Material to process Block Start

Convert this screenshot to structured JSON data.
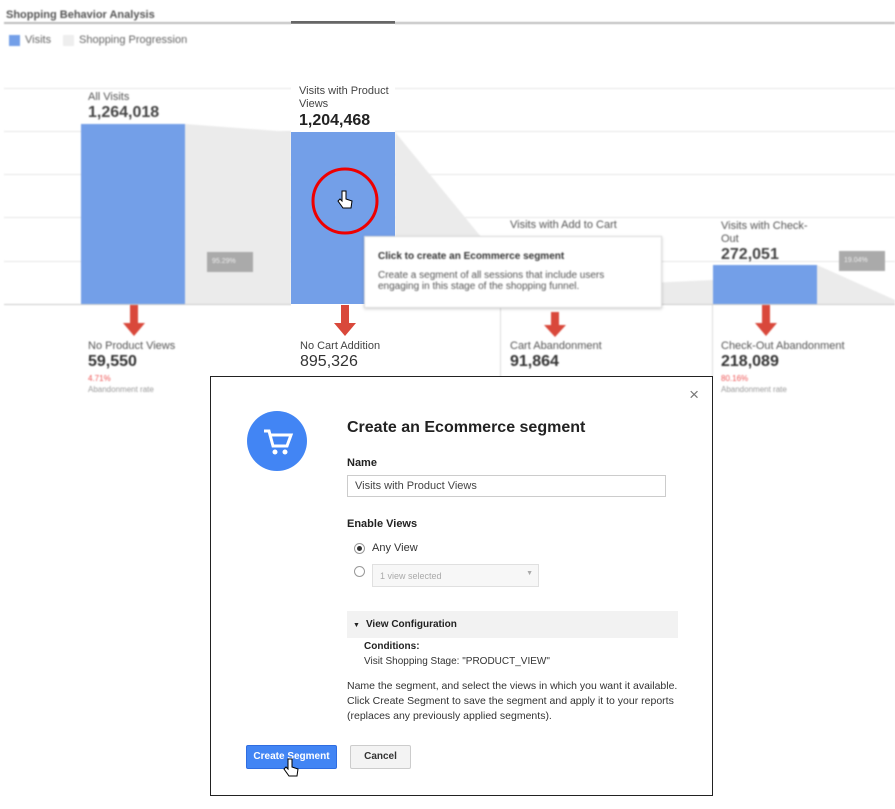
{
  "chart": {
    "title": "Shopping Behavior Analysis",
    "legend": [
      {
        "label": "Visits",
        "color": "#739fe8"
      },
      {
        "label": "Shopping Progression",
        "color": "#e8e8e8"
      }
    ],
    "stages": [
      {
        "label": "All Visits",
        "value": "1,264,018"
      },
      {
        "label": "Visits with Product Views",
        "value": "1,204,468"
      },
      {
        "label": "Visits with Add to Cart",
        "value": ""
      },
      {
        "label": "Visits with Check-Out",
        "value": "272,051"
      }
    ],
    "progressions": [
      "95.29%",
      "",
      "19.04%"
    ],
    "drops": [
      {
        "label": "No Product Views",
        "value": "59,550",
        "rate": "4.71%",
        "rate_label": "Abandonment rate"
      },
      {
        "label": "No Cart Addition",
        "value": "895,326",
        "rate": "",
        "rate_label": ""
      },
      {
        "label": "Cart Abandonment",
        "value": "91,864",
        "rate": "",
        "rate_label": ""
      },
      {
        "label": "Check-Out Abandonment",
        "value": "218,089",
        "rate": "80.16%",
        "rate_label": "Abandonment rate"
      }
    ]
  },
  "tooltip": {
    "title": "Click to create an Ecommerce segment",
    "body": "Create a segment of all sessions that include users engaging in this stage of the shopping funnel."
  },
  "dialog": {
    "title": "Create an Ecommerce segment",
    "icon": "cart-icon",
    "name_label": "Name",
    "name_value": "Visits with Product Views",
    "views_label": "Enable Views",
    "any_view": "Any View",
    "view_select": "1 view selected",
    "config_label": "View Configuration",
    "conditions_label": "Conditions:",
    "condition": "Visit Shopping Stage: \"PRODUCT_VIEW\"",
    "help": "Name the segment, and select the views in which you want it available. Click Create Segment to save the segment and apply it to your reports (replaces any previously applied segments).",
    "create": "Create Segment",
    "cancel": "Cancel",
    "accent": "#4285f4"
  }
}
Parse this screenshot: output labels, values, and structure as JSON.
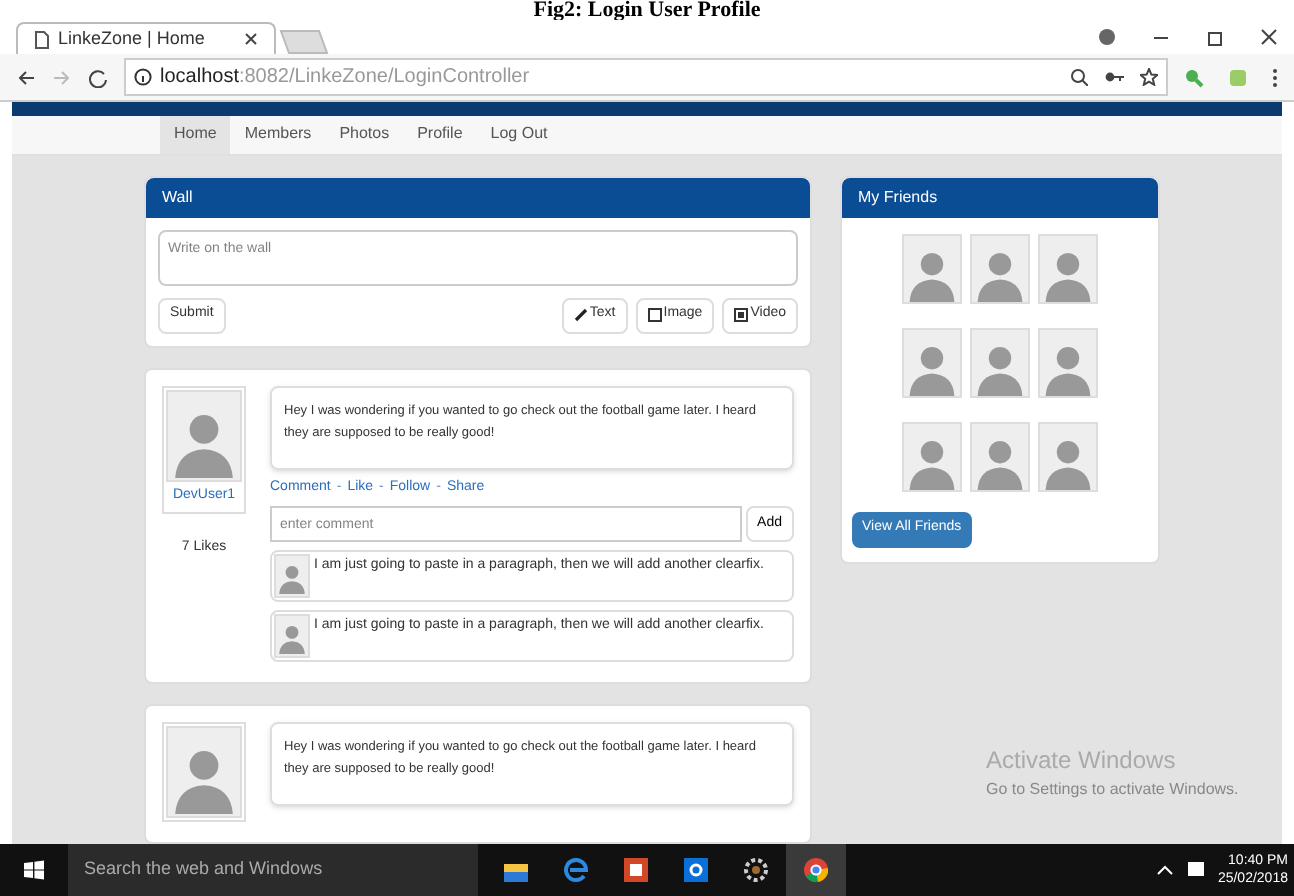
{
  "caption": "Fig2: Login User Profile",
  "browser": {
    "tab_title": "LinkeZone | Home",
    "url_host": "localhost",
    "url_path": ":8082/LinkeZone/LoginController"
  },
  "nav": [
    {
      "label": "Home",
      "selected": true
    },
    {
      "label": "Members",
      "selected": false
    },
    {
      "label": "Photos",
      "selected": false
    },
    {
      "label": "Profile",
      "selected": false
    },
    {
      "label": "Log Out",
      "selected": false
    }
  ],
  "wall": {
    "title": "Wall",
    "placeholder": "Write on the wall",
    "submit": "Submit",
    "buttons": [
      "Text",
      "Image",
      "Video"
    ]
  },
  "posts": [
    {
      "user": "DevUser1",
      "likes": "7 Likes",
      "text": "Hey I was wondering if you wanted to go check out the football game later. I heard they are supposed to be really good!",
      "actions": [
        {
          "kind": "link",
          "text": "Comment"
        },
        {
          "kind": "separator",
          "text": "-"
        },
        {
          "kind": "link",
          "text": "Like"
        },
        {
          "kind": "separator",
          "text": "-"
        },
        {
          "kind": "link",
          "text": "Follow"
        },
        {
          "kind": "separator",
          "text": "-"
        },
        {
          "kind": "link",
          "text": "Share"
        }
      ],
      "comment_placeholder": "enter comment",
      "add": "Add",
      "comments": [
        "I am just going to paste in a paragraph, then we will add another clearfix.",
        "I am just going to paste in a paragraph, then we will add another clearfix."
      ]
    },
    {
      "text": "Hey I was wondering if you wanted to go check out the football game later. I heard they are supposed to be really good!"
    }
  ],
  "friends": {
    "title": "My Friends",
    "avatars": [
      {
        "kind": "avatar"
      },
      {
        "kind": "avatar"
      },
      {
        "kind": "avatar"
      },
      {
        "kind": "avatar"
      },
      {
        "kind": "avatar"
      },
      {
        "kind": "avatar"
      },
      {
        "kind": "avatar"
      },
      {
        "kind": "avatar"
      },
      {
        "kind": "avatar"
      }
    ],
    "button": "View All Friends"
  },
  "activation": {
    "title": "Activate Windows",
    "subtitle": "Go to Settings to activate Windows."
  },
  "taskbar": {
    "search": "Search the web and Windows",
    "time": "10:40 PM",
    "date": "25/02/2018"
  }
}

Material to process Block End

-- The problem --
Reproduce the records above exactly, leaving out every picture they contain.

-- Output for this exercise --
Convert this screenshot to structured JSON data.
{
  "chart": {
    "title": "Shopping Behavior Analysis",
    "legend": [
      {
        "label": "Visits",
        "color": "#739fe8"
      },
      {
        "label": "Shopping Progression",
        "color": "#e8e8e8"
      }
    ],
    "stages": [
      {
        "label": "All Visits",
        "value": "1,264,018"
      },
      {
        "label": "Visits with Product Views",
        "value": "1,204,468"
      },
      {
        "label": "Visits with Add to Cart",
        "value": ""
      },
      {
        "label": "Visits with Check-Out",
        "value": "272,051"
      }
    ],
    "progressions": [
      "95.29%",
      "",
      "19.04%"
    ],
    "drops": [
      {
        "label": "No Product Views",
        "value": "59,550",
        "rate": "4.71%",
        "rate_label": "Abandonment rate"
      },
      {
        "label": "No Cart Addition",
        "value": "895,326",
        "rate": "",
        "rate_label": ""
      },
      {
        "label": "Cart Abandonment",
        "value": "91,864",
        "rate": "",
        "rate_label": ""
      },
      {
        "label": "Check-Out Abandonment",
        "value": "218,089",
        "rate": "80.16%",
        "rate_label": "Abandonment rate"
      }
    ]
  },
  "tooltip": {
    "title": "Click to create an Ecommerce segment",
    "body": "Create a segment of all sessions that include users engaging in this stage of the shopping funnel."
  },
  "dialog": {
    "title": "Create an Ecommerce segment",
    "icon": "cart-icon",
    "name_label": "Name",
    "name_value": "Visits with Product Views",
    "views_label": "Enable Views",
    "any_view": "Any View",
    "view_select": "1 view selected",
    "config_label": "View Configuration",
    "conditions_label": "Conditions:",
    "condition": "Visit Shopping Stage: \"PRODUCT_VIEW\"",
    "help": "Name the segment, and select the views in which you want it available. Click Create Segment to save the segment and apply it to your reports (replaces any previously applied segments).",
    "create": "Create Segment",
    "cancel": "Cancel",
    "accent": "#4285f4"
  }
}
Parse this screenshot: output labels, values, and structure as JSON.
{
  "caption": "Fig2: Login User Profile",
  "browser": {
    "tab_title": "LinkeZone | Home",
    "url_host": "localhost",
    "url_path": ":8082/LinkeZone/LoginController"
  },
  "nav": [
    {
      "label": "Home",
      "selected": true
    },
    {
      "label": "Members",
      "selected": false
    },
    {
      "label": "Photos",
      "selected": false
    },
    {
      "label": "Profile",
      "selected": false
    },
    {
      "label": "Log Out",
      "selected": false
    }
  ],
  "wall": {
    "title": "Wall",
    "placeholder": "Write on the wall",
    "submit": "Submit",
    "buttons": [
      "Text",
      "Image",
      "Video"
    ]
  },
  "posts": [
    {
      "user": "DevUser1",
      "likes": "7 Likes",
      "text": "Hey I was wondering if you wanted to go check out the football game later. I heard they are supposed to be really good!",
      "actions": [
        {
          "kind": "link",
          "text": "Comment"
        },
        {
          "kind": "separator",
          "text": "-"
        },
        {
          "kind": "link",
          "text": "Like"
        },
        {
          "kind": "separator",
          "text": "-"
        },
        {
          "kind": "link",
          "text": "Follow"
        },
        {
          "kind": "separator",
          "text": "-"
        },
        {
          "kind": "link",
          "text": "Share"
        }
      ],
      "comment_placeholder": "enter comment",
      "add": "Add",
      "comments": [
        "I am just going to paste in a paragraph, then we will add another clearfix.",
        "I am just going to paste in a paragraph, then we will add another clearfix."
      ]
    },
    {
      "text": "Hey I was wondering if you wanted to go check out the football game later. I heard they are supposed to be really good!"
    }
  ],
  "friends": {
    "title": "My Friends",
    "avatars": [
      {
        "kind": "avatar"
      },
      {
        "kind": "avatar"
      },
      {
        "kind": "avatar"
      },
      {
        "kind": "avatar"
      },
      {
        "kind": "avatar"
      },
      {
        "kind": "avatar"
      },
      {
        "kind": "avatar"
      },
      {
        "kind": "avatar"
      },
      {
        "kind": "avatar"
      }
    ],
    "button": "View All Friends"
  },
  "activation": {
    "title": "Activate Windows",
    "subtitle": "Go to Settings to activate Windows."
  },
  "taskbar": {
    "search": "Search the web and Windows",
    "time": "10:40 PM",
    "date": "25/02/2018"
  }
}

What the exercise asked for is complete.